> _Task item_: Determine how many lines in the records hold "limit", then give that number by itself.

[[ Exercise materials, beginning ]]

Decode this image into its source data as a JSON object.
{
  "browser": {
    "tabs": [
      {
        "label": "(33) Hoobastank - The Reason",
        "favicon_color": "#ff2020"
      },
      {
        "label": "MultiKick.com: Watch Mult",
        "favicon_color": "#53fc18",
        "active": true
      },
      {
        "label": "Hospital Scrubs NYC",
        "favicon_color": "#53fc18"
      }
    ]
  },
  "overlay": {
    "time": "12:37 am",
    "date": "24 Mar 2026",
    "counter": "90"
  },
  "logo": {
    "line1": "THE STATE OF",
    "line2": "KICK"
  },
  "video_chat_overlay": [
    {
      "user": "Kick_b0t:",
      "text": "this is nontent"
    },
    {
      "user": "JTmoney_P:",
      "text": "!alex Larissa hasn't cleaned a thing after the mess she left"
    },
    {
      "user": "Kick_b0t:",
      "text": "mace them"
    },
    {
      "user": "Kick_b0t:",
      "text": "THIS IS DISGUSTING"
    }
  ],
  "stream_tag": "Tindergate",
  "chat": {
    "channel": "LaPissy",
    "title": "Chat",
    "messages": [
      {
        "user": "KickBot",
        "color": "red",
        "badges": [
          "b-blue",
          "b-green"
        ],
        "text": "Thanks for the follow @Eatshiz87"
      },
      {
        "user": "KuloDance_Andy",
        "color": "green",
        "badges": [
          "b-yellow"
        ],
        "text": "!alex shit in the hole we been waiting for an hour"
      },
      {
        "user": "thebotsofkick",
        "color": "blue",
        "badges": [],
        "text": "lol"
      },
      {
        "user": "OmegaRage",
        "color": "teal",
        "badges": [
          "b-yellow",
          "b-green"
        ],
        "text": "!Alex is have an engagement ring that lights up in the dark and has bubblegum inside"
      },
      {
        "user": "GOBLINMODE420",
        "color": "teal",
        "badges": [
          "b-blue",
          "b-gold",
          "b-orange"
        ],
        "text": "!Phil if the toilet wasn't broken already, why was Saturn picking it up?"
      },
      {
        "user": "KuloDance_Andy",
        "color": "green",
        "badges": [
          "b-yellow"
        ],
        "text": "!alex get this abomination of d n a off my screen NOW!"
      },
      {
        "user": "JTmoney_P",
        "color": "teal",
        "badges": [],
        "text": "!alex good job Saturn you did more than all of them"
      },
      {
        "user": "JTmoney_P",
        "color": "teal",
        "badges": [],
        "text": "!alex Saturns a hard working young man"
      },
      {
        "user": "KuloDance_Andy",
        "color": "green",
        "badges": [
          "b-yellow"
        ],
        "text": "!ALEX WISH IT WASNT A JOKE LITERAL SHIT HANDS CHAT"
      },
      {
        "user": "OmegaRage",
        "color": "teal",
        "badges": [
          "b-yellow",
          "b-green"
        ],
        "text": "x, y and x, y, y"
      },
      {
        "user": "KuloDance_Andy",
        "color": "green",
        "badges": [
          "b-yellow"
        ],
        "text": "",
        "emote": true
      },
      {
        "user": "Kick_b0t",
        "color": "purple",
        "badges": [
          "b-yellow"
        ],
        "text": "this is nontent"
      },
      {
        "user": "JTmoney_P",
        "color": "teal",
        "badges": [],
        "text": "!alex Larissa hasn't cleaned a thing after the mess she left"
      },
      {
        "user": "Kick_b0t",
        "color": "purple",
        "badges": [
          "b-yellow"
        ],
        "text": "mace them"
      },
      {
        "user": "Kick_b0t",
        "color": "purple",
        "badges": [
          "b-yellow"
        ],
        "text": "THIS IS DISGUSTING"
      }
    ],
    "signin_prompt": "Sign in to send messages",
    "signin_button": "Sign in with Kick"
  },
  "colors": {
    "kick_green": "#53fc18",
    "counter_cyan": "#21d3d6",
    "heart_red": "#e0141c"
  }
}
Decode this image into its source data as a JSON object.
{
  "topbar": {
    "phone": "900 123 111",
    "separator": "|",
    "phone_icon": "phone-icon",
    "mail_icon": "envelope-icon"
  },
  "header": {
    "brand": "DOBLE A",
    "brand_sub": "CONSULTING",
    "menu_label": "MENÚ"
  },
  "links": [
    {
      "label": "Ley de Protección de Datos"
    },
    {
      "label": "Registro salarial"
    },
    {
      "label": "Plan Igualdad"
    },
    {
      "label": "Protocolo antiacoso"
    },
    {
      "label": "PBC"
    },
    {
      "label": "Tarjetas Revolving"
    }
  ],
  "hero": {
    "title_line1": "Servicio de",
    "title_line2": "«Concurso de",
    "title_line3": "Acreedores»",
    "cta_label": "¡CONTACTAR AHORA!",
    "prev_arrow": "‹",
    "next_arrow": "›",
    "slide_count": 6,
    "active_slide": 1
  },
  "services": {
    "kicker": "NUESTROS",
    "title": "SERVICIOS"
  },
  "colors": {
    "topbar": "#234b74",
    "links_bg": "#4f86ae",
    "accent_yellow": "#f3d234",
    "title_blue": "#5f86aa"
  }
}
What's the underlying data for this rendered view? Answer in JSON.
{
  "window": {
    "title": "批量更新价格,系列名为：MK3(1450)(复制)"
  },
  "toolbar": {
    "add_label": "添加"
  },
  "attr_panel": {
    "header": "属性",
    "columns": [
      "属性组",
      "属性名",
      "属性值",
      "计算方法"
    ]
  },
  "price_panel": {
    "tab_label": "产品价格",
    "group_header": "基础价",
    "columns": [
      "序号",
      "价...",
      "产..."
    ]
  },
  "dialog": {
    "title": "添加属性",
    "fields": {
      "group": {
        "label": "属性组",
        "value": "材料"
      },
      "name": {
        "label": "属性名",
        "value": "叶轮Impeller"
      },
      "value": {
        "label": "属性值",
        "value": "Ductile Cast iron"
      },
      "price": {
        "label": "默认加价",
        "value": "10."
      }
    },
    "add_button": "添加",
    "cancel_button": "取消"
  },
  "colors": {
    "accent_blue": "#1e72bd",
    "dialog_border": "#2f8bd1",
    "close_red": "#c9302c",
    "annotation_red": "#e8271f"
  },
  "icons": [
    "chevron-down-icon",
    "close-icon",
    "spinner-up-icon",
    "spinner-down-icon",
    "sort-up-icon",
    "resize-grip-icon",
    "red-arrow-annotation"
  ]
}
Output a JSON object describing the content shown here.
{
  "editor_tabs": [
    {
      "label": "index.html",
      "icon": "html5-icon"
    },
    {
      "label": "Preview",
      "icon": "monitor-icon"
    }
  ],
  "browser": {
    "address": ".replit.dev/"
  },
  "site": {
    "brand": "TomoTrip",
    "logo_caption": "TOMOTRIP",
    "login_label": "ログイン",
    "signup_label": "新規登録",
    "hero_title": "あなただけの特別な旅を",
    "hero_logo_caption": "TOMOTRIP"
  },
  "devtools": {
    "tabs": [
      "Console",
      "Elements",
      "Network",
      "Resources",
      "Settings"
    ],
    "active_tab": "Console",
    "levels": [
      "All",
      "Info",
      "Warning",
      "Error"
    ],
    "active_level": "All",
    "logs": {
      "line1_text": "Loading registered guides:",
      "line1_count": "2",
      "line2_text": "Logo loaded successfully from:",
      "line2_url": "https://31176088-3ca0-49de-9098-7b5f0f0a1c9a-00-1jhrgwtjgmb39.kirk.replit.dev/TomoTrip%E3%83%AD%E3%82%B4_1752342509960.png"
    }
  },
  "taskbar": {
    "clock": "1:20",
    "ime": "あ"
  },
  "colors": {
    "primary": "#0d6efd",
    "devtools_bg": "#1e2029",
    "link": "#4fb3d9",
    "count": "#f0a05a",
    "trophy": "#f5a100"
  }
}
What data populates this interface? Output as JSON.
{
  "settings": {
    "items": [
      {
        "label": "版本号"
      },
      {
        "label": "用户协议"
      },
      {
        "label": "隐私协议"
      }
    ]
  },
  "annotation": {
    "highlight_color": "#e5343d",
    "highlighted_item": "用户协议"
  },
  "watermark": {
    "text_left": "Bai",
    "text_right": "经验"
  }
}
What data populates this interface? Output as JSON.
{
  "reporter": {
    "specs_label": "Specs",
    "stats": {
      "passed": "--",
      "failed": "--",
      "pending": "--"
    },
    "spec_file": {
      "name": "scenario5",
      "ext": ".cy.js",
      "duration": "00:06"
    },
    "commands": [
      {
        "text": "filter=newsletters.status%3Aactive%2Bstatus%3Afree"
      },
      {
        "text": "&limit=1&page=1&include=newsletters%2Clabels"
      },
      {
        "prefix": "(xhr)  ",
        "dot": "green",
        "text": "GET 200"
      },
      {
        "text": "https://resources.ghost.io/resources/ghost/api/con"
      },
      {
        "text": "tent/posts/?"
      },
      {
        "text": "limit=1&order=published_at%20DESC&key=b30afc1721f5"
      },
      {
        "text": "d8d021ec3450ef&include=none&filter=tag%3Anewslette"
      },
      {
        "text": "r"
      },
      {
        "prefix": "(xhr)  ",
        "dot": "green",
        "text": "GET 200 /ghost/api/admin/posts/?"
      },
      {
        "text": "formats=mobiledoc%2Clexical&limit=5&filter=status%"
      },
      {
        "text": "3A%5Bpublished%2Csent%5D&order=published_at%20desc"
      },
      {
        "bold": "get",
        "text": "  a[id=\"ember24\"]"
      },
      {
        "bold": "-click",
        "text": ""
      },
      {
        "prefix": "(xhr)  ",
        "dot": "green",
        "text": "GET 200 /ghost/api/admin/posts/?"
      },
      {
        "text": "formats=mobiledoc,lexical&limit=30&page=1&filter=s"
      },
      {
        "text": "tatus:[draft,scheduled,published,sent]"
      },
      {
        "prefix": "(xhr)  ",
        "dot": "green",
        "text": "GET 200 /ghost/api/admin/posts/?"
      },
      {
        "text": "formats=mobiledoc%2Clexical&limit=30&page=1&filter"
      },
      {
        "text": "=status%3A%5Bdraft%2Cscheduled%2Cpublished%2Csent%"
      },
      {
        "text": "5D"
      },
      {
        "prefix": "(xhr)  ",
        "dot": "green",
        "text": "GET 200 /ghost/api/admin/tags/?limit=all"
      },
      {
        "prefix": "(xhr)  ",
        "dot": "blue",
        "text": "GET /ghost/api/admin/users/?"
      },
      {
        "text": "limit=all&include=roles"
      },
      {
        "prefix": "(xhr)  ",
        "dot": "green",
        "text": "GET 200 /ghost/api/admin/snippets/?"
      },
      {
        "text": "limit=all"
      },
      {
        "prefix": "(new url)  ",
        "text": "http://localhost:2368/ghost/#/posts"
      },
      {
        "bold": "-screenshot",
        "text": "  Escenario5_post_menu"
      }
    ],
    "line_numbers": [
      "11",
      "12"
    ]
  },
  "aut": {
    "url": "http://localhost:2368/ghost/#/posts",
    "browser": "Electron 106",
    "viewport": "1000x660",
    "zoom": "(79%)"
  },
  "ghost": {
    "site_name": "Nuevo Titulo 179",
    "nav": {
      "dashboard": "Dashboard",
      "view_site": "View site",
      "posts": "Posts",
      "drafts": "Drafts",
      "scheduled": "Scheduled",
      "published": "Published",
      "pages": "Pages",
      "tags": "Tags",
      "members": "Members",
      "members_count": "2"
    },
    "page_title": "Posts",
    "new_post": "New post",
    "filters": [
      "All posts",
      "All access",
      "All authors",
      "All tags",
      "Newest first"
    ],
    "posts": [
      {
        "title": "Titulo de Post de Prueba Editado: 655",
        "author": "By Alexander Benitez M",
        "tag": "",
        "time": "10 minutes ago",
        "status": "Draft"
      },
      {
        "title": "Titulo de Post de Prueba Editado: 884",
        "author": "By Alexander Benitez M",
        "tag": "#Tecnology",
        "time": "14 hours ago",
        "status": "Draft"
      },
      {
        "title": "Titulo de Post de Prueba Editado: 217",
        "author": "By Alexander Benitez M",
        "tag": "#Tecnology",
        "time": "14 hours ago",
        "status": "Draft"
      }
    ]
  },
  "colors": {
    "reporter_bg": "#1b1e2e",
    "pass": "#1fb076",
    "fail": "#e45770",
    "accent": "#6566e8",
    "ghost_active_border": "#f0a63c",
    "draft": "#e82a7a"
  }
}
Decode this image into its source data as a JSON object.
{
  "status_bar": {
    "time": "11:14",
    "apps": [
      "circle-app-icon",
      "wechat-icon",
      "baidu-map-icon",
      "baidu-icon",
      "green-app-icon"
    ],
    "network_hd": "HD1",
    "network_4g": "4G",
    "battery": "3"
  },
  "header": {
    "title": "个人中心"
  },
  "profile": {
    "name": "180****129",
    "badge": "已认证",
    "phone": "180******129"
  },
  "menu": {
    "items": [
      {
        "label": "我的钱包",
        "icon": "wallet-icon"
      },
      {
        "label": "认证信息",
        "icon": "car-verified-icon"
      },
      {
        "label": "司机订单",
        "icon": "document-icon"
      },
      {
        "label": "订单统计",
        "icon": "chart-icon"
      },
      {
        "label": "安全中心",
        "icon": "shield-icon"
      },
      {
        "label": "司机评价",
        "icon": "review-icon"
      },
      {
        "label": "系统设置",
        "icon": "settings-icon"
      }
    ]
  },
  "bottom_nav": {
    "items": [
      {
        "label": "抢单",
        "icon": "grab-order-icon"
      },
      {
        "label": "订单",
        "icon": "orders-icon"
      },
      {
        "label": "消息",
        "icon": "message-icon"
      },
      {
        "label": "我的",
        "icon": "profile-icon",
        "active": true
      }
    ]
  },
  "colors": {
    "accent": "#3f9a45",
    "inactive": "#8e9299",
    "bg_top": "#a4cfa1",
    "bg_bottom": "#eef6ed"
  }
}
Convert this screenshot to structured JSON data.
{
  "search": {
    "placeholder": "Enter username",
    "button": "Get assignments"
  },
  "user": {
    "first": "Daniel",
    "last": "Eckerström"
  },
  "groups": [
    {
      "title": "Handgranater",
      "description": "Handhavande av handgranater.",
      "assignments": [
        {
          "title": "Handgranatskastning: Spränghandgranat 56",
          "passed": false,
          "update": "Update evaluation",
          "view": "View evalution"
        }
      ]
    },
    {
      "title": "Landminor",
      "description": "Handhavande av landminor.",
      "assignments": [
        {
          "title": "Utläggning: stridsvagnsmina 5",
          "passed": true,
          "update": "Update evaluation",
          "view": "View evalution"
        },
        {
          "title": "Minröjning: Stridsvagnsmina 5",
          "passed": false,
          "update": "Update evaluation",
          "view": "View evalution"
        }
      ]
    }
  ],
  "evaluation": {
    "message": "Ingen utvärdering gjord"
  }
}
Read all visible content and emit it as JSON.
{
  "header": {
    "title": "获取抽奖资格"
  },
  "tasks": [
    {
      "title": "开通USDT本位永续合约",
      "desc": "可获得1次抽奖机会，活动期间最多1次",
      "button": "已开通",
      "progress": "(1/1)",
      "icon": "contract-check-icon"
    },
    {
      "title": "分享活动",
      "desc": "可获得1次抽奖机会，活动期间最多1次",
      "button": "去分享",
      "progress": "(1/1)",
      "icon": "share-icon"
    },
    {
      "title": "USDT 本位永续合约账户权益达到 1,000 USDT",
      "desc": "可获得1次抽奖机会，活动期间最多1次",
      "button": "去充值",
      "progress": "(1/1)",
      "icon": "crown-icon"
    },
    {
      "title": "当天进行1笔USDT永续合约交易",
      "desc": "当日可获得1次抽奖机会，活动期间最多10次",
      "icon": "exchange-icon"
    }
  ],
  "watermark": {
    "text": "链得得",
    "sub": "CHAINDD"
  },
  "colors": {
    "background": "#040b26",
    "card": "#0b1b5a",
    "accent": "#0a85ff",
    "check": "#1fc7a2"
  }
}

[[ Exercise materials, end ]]

> _Response box_: 8